The implosion of Ireland’s economy and banking system in 2010 was viewed as a potential Lehman moment for Europe, the nation’s central bank governor said.
“I remember one senior colleague saying, ‘I’m afraid that Greece is Europe’s Bear Stearns but Ireland will be Europe’s Lehman,’” Patrick Honohan, Irish central bank governor since 2009 told a parliamentary inquiry into the banking crisis on Thursday in Dublin. “That was in September of 2010.”
Ireland sought an international bailout in November 2010, as the end of a real-estate bubble pushed the nation’s financial system to the brink of collapse.
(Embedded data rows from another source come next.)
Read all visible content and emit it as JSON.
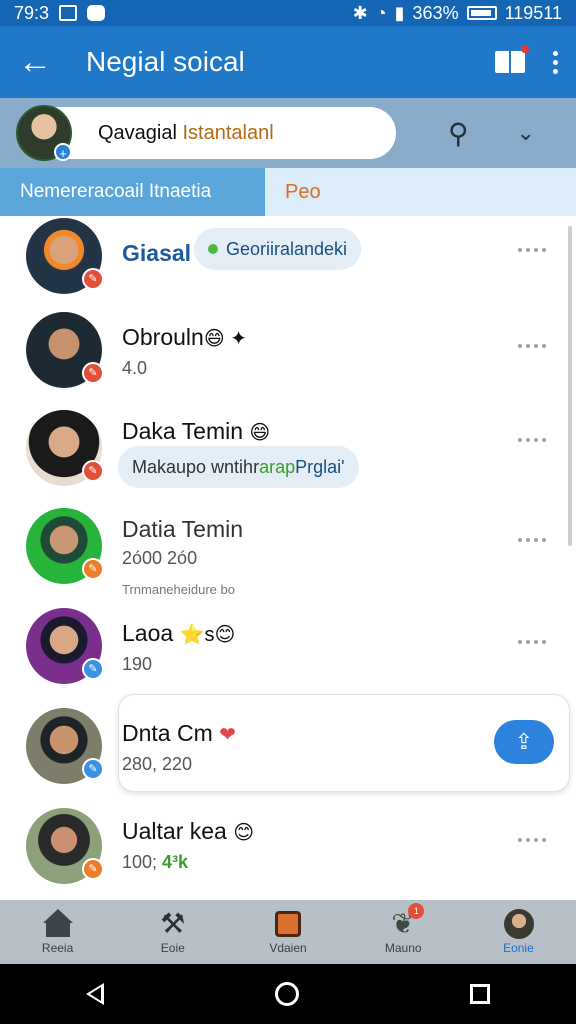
{
  "status_bar": {
    "time": "79:3",
    "right_text": "363%",
    "clock_right": "119511"
  },
  "app_bar": {
    "title": "Negial soical"
  },
  "profile": {
    "name_main": "Qavagial ",
    "name_accent": "Istantalanl"
  },
  "tabs": [
    {
      "label": "Nemereracoail Itnaetia"
    },
    {
      "label": "Peo"
    }
  ],
  "contacts": [
    {
      "name": "Giasal",
      "chip_text": "Georiiralandeki",
      "chip_dot": true
    },
    {
      "name": "Obrouln",
      "emoji": "😄 ✦",
      "sub": "4.0"
    },
    {
      "name": "Daka Temin",
      "emoji": "😄",
      "chip_text_a": "Makaupo wntihr",
      "chip_text_b": "arap",
      "chip_text_c": " Prglai'"
    },
    {
      "name": "Datia Temin",
      "sub": "2ó00 2ó0",
      "tiny": "Trnmaneheidure bo"
    },
    {
      "name": "Laoa",
      "emoji": "⭐s😊",
      "sub": "190"
    },
    {
      "name": "Dnta Cm",
      "emoji": "❤",
      "sub": "280, 220"
    },
    {
      "name": "Ualtar kea",
      "emoji": "😊",
      "sub_a": "100; ",
      "sub_b": "4³k"
    }
  ],
  "bottom_nav": [
    {
      "label": "Reeia",
      "icon": "home-icon"
    },
    {
      "label": "Eoie",
      "icon": "tools-icon"
    },
    {
      "label": "Vdaien",
      "icon": "grid-icon"
    },
    {
      "label": "Mauno",
      "icon": "leaf-icon",
      "badge": "1"
    },
    {
      "label": "Eonie",
      "icon": "profile-icon",
      "active": true
    }
  ],
  "colors": {
    "app_bar": "#1f78c8",
    "tab_active": "#5aa6da",
    "fab": "#2c82dc",
    "accent_orange": "#d96a2c"
  }
}
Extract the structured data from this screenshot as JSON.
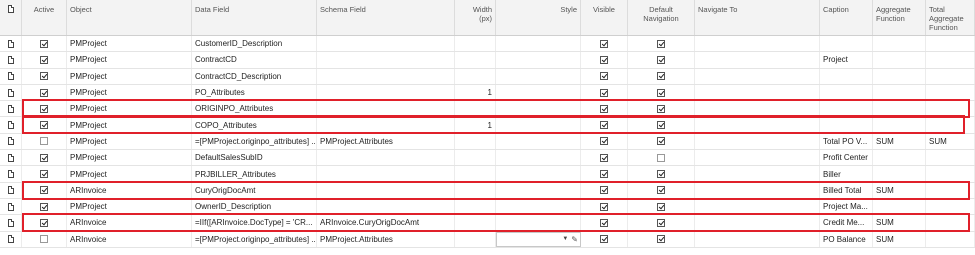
{
  "headers": {
    "icon": "file-icon",
    "active": "Active",
    "object": "Object",
    "data_field": "Data Field",
    "schema_field": "Schema Field",
    "width": "Width (px)",
    "style": "Style",
    "visible": "Visible",
    "default_navigation": "Default Navigation",
    "navigate_to": "Navigate To",
    "caption": "Caption",
    "aggregate_function": "Aggregate Function",
    "total_aggregate_function": "Total Aggregate Function"
  },
  "rows": [
    {
      "active": true,
      "object": "PMProject",
      "data_field": "CustomerID_Description",
      "schema_field": "",
      "width": "",
      "visible": true,
      "default_navigation": true,
      "navigate_to": "",
      "caption": "",
      "aggregate": "",
      "total_aggregate": ""
    },
    {
      "active": true,
      "object": "PMProject",
      "data_field": "ContractCD",
      "schema_field": "",
      "width": "",
      "visible": true,
      "default_navigation": true,
      "navigate_to": "",
      "caption": "Project",
      "aggregate": "",
      "total_aggregate": ""
    },
    {
      "active": true,
      "object": "PMProject",
      "data_field": "ContractCD_Description",
      "schema_field": "",
      "width": "",
      "visible": true,
      "default_navigation": true,
      "navigate_to": "",
      "caption": "",
      "aggregate": "",
      "total_aggregate": ""
    },
    {
      "active": true,
      "object": "PMProject",
      "data_field": "PO_Attributes",
      "schema_field": "",
      "width": "1",
      "visible": true,
      "default_navigation": true,
      "navigate_to": "",
      "caption": "",
      "aggregate": "",
      "total_aggregate": ""
    },
    {
      "active": true,
      "object": "PMProject",
      "data_field": "ORIGINPO_Attributes",
      "schema_field": "",
      "width": "",
      "visible": true,
      "default_navigation": true,
      "navigate_to": "",
      "caption": "",
      "aggregate": "",
      "total_aggregate": ""
    },
    {
      "active": true,
      "object": "PMProject",
      "data_field": "COPO_Attributes",
      "schema_field": "",
      "width": "1",
      "visible": true,
      "default_navigation": true,
      "navigate_to": "",
      "caption": "",
      "aggregate": "",
      "total_aggregate": ""
    },
    {
      "active": false,
      "object": "PMProject",
      "data_field": "=[PMProject.originpo_attributes] ...",
      "schema_field": "PMProject.Attributes",
      "width": "",
      "visible": true,
      "default_navigation": true,
      "navigate_to": "",
      "caption": "Total PO V...",
      "aggregate": "SUM",
      "total_aggregate": "SUM"
    },
    {
      "active": true,
      "object": "PMProject",
      "data_field": "DefaultSalesSubID",
      "schema_field": "",
      "width": "",
      "visible": true,
      "default_navigation": false,
      "navigate_to": "",
      "caption": "Profit Center",
      "aggregate": "",
      "total_aggregate": ""
    },
    {
      "active": true,
      "object": "PMProject",
      "data_field": "PRJBILLER_Attributes",
      "schema_field": "",
      "width": "",
      "visible": true,
      "default_navigation": true,
      "navigate_to": "",
      "caption": "Biller",
      "aggregate": "",
      "total_aggregate": ""
    },
    {
      "active": true,
      "object": "ARInvoice",
      "data_field": "CuryOrigDocAmt",
      "schema_field": "",
      "width": "",
      "visible": true,
      "default_navigation": true,
      "navigate_to": "",
      "caption": "Billed Total",
      "aggregate": "SUM",
      "total_aggregate": ""
    },
    {
      "active": true,
      "object": "PMProject",
      "data_field": "OwnerID_Description",
      "schema_field": "",
      "width": "",
      "visible": true,
      "default_navigation": true,
      "navigate_to": "",
      "caption": "Project Ma...",
      "aggregate": "",
      "total_aggregate": ""
    },
    {
      "active": true,
      "object": "ARInvoice",
      "data_field": "=IIf([ARInvoice.DocType] = 'CR...",
      "schema_field": "ARInvoice.CuryOrigDocAmt",
      "width": "",
      "visible": true,
      "default_navigation": true,
      "navigate_to": "",
      "caption": "Credit Me...",
      "aggregate": "SUM",
      "total_aggregate": ""
    },
    {
      "active": false,
      "object": "ARInvoice",
      "data_field": "=[PMProject.originpo_attributes] ...",
      "schema_field": "PMProject.Attributes",
      "width": "",
      "visible": true,
      "default_navigation": true,
      "navigate_to": "",
      "caption": "PO Balance",
      "aggregate": "SUM",
      "total_aggregate": "",
      "editing_style": true
    }
  ],
  "highlight_color": "#e0202a"
}
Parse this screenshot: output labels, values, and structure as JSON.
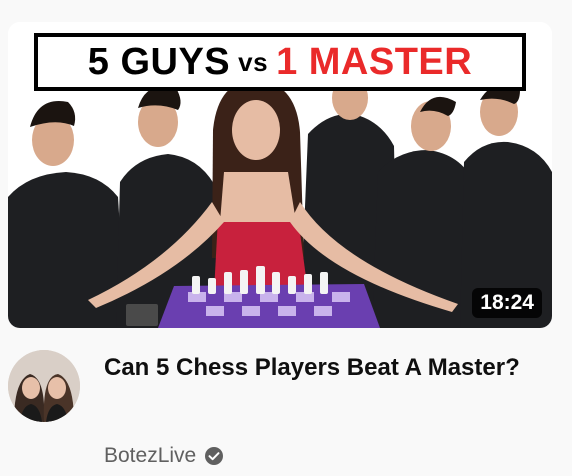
{
  "video": {
    "title": "Can 5 Chess Players Beat A Master?",
    "duration": "18:24",
    "channel": "BotezLive"
  },
  "thumbnail": {
    "banner_left": "5 GUYS",
    "banner_vs": "vs",
    "banner_right": "1 MASTER"
  },
  "colors": {
    "banner_accent": "#ea2a2a",
    "title_text": "#0f0f0f",
    "channel_text": "#606060",
    "background": "#f9f9f9"
  },
  "icons": {
    "verified": "verified-check-icon"
  }
}
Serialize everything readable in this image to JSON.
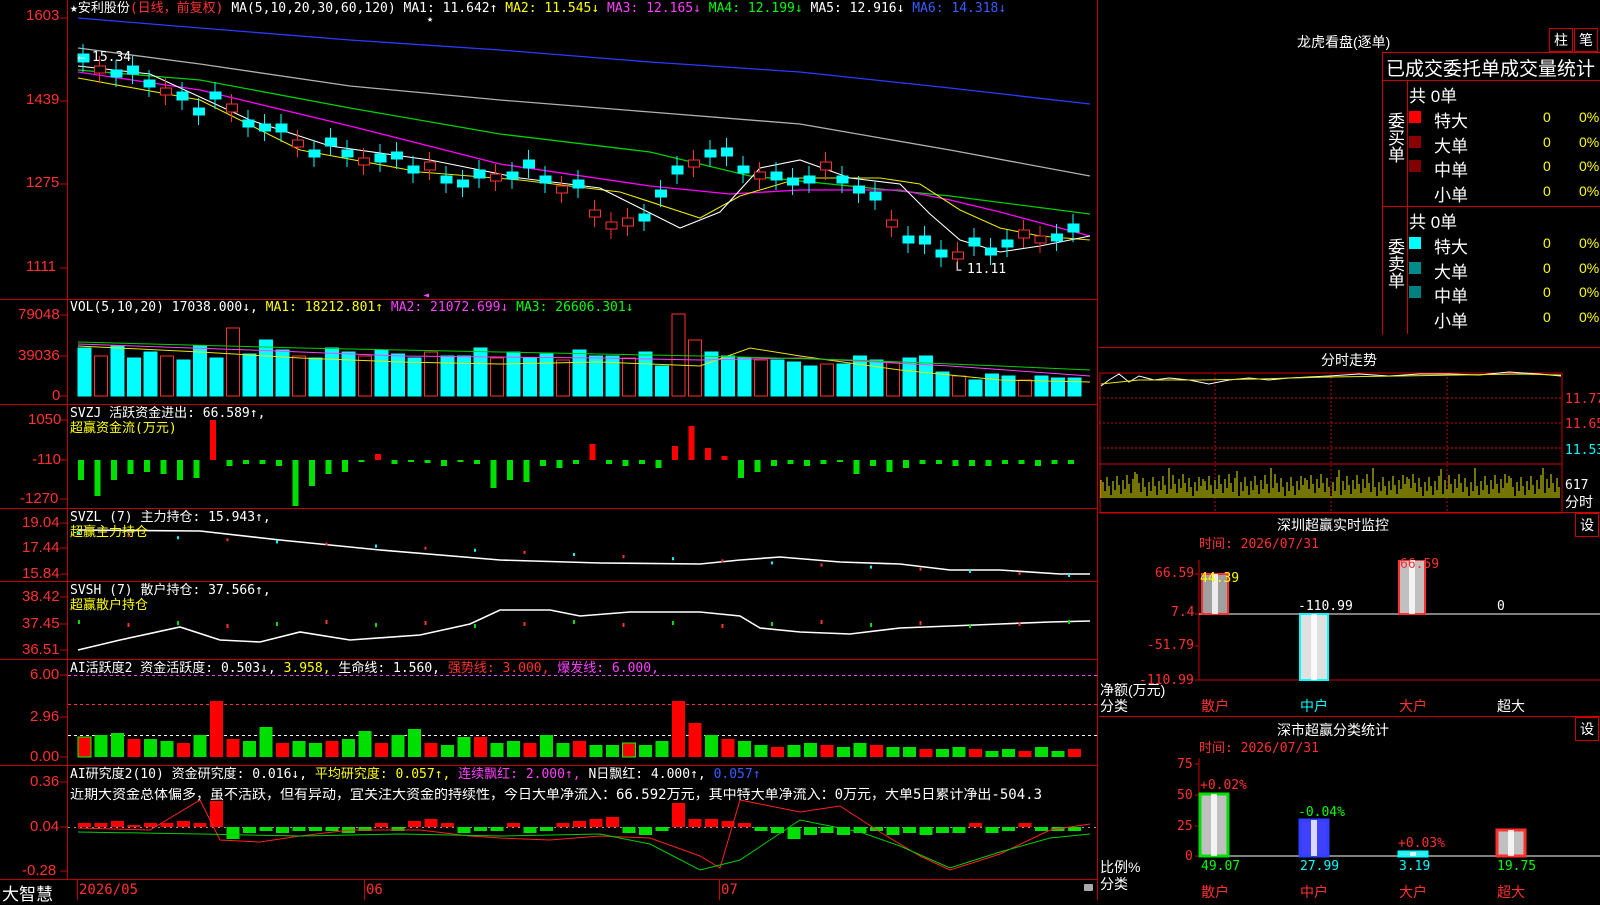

While Ireland exited the rescue in 2013, Greece is locked in crisis talks with its creditors.
Honohan said while he weighed the merits of the government revoking a guarantee of failing lenders Anglo Irish Bank Corp. and Irish Nationwide Building Society in 2010, he concluded against this.
The “moral commitment” resulting from the pledge to cover most of the banks’ liabilities was “in my view equal to straight government debt,” Honohan said.
The yield on its benchmark 10-year government bonds has declined to 1.62 percent from a July 2011 peak of 14.2 percent. Greece 10-year debt is yielding 10.5 percent.